> **Work required**: For each entry below, output it exactly as it stands.

> **Material for the task**:
•••

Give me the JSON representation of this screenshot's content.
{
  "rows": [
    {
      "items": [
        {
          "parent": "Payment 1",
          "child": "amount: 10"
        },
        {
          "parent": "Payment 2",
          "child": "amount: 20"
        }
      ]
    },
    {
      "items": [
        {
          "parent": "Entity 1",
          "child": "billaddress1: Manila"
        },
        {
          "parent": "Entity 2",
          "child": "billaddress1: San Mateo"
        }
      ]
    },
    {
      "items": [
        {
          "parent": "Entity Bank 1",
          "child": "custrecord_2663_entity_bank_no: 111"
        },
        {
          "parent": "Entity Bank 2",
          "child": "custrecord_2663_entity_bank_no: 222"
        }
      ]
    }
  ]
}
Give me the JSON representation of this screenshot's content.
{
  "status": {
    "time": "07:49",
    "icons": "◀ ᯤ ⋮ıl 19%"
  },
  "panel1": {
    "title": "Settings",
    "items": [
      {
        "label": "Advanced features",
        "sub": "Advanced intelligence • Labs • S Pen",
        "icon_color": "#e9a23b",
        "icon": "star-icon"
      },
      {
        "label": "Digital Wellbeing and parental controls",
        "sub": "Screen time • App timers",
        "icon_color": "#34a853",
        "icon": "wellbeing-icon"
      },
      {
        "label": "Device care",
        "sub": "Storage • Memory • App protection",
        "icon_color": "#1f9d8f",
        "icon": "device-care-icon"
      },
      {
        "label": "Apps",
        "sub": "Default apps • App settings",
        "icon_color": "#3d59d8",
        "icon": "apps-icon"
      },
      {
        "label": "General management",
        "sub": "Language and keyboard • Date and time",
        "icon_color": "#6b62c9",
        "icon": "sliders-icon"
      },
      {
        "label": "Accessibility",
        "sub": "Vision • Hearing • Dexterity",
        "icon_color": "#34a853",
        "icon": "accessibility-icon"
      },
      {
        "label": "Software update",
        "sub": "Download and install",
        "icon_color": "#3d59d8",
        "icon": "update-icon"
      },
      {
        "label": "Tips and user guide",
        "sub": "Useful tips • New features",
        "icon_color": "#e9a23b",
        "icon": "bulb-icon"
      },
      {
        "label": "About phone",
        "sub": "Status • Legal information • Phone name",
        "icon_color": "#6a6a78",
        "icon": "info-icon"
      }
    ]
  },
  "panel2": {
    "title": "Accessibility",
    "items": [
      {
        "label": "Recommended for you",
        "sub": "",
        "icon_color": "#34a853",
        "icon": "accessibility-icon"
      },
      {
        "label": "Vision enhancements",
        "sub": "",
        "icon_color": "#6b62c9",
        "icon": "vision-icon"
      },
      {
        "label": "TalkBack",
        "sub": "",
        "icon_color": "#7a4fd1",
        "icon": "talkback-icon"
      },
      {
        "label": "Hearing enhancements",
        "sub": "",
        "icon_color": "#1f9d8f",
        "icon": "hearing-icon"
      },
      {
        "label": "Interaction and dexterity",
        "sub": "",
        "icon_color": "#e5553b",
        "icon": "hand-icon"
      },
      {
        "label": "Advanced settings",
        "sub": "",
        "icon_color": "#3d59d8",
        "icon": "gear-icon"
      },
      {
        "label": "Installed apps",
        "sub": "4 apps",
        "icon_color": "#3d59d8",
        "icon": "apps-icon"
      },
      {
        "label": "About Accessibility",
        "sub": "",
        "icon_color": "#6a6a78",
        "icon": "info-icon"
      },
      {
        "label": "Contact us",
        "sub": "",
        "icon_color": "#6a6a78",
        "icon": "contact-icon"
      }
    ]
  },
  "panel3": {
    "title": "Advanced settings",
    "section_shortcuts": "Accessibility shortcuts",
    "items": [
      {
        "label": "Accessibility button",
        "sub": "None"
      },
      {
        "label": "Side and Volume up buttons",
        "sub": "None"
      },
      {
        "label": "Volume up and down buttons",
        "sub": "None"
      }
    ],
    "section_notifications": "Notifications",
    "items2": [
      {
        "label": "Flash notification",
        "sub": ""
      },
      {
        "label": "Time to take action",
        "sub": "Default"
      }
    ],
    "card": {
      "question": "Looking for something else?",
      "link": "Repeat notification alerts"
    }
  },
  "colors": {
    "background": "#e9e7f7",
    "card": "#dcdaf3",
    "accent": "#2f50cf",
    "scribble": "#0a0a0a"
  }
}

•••

> **The completed task**:
Give me the JSON representation of this screenshot's content.
{
  "rows": [
    {
      "items": [
        {
          "parent": "Payment 1",
          "child": "amount: 10"
        },
        {
          "parent": "Payment 2",
          "child": "amount: 20"
        }
      ]
    },
    {
      "items": [
        {
          "parent": "Entity 1",
          "child": "billaddress1: Manila"
        },
        {
          "parent": "Entity 2",
          "child": "billaddress1: San Mateo"
        }
      ]
    },
    {
      "items": [
        {
          "parent": "Entity Bank 1",
          "child": "custrecord_2663_entity_bank_no: 111"
        },
        {
          "parent": "Entity Bank 2",
          "child": "custrecord_2663_entity_bank_no: 222"
        }
      ]
    }
  ]
}
Give me the JSON representation of this screenshot's content.
{
  "status": {
    "time": "07:49",
    "icons": "◀ ᯤ ⋮ıl 19%"
  },
  "panel1": {
    "title": "Settings",
    "items": [
      {
        "label": "Advanced features",
        "sub": "Advanced intelligence • Labs • S Pen",
        "icon_color": "#e9a23b",
        "icon": "star-icon"
      },
      {
        "label": "Digital Wellbeing and parental controls",
        "sub": "Screen time • App timers",
        "icon_color": "#34a853",
        "icon": "wellbeing-icon"
      },
      {
        "label": "Device care",
        "sub": "Storage • Memory • App protection",
        "icon_color": "#1f9d8f",
        "icon": "device-care-icon"
      },
      {
        "label": "Apps",
        "sub": "Default apps • App settings",
        "icon_color": "#3d59d8",
        "icon": "apps-icon"
      },
      {
        "label": "General management",
        "sub": "Language and keyboard • Date and time",
        "icon_color": "#6b62c9",
        "icon": "sliders-icon"
      },
      {
        "label": "Accessibility",
        "sub": "Vision • Hearing • Dexterity",
        "icon_color": "#34a853",
        "icon": "accessibility-icon"
      },
      {
        "label": "Software update",
        "sub": "Download and install",
        "icon_color": "#3d59d8",
        "icon": "update-icon"
      },
      {
        "label": "Tips and user guide",
        "sub": "Useful tips • New features",
        "icon_color": "#e9a23b",
        "icon": "bulb-icon"
      },
      {
        "label": "About phone",
        "sub": "Status • Legal information • Phone name",
        "icon_color": "#6a6a78",
        "icon": "info-icon"
      }
    ]
  },
  "panel2": {
    "title": "Accessibility",
    "items": [
      {
        "label": "Recommended for you",
        "sub": "",
        "icon_color": "#34a853",
        "icon": "accessibility-icon"
      },
      {
        "label": "Vision enhancements",
        "sub": "",
        "icon_color": "#6b62c9",
        "icon": "vision-icon"
      },
      {
        "label": "TalkBack",
        "sub": "",
        "icon_color": "#7a4fd1",
        "icon": "talkback-icon"
      },
      {
        "label": "Hearing enhancements",
        "sub": "",
        "icon_color": "#1f9d8f",
        "icon": "hearing-icon"
      },
      {
        "label": "Interaction and dexterity",
        "sub": "",
        "icon_color": "#e5553b",
        "icon": "hand-icon"
      },
      {
        "label": "Advanced settings",
        "sub": "",
        "icon_color": "#3d59d8",
        "icon": "gear-icon"
      },
      {
        "label": "Installed apps",
        "sub": "4 apps",
        "icon_color": "#3d59d8",
        "icon": "apps-icon"
      },
      {
        "label": "About Accessibility",
        "sub": "",
        "icon_color": "#6a6a78",
        "icon": "info-icon"
      },
      {
        "label": "Contact us",
        "sub": "",
        "icon_color": "#6a6a78",
        "icon": "contact-icon"
      }
    ]
  },
  "panel3": {
    "title": "Advanced settings",
    "section_shortcuts": "Accessibility shortcuts",
    "items": [
      {
        "label": "Accessibility button",
        "sub": "None"
      },
      {
        "label": "Side and Volume up buttons",
        "sub": "None"
      },
      {
        "label": "Volume up and down buttons",
        "sub": "None"
      }
    ],
    "section_notifications": "Notifications",
    "items2": [
      {
        "label": "Flash notification",
        "sub": ""
      },
      {
        "label": "Time to take action",
        "sub": "Default"
      }
    ],
    "card": {
      "question": "Looking for something else?",
      "link": "Repeat notification alerts"
    }
  },
  "colors": {
    "background": "#e9e7f7",
    "card": "#dcdaf3",
    "accent": "#2f50cf",
    "scribble": "#0a0a0a"
  }
}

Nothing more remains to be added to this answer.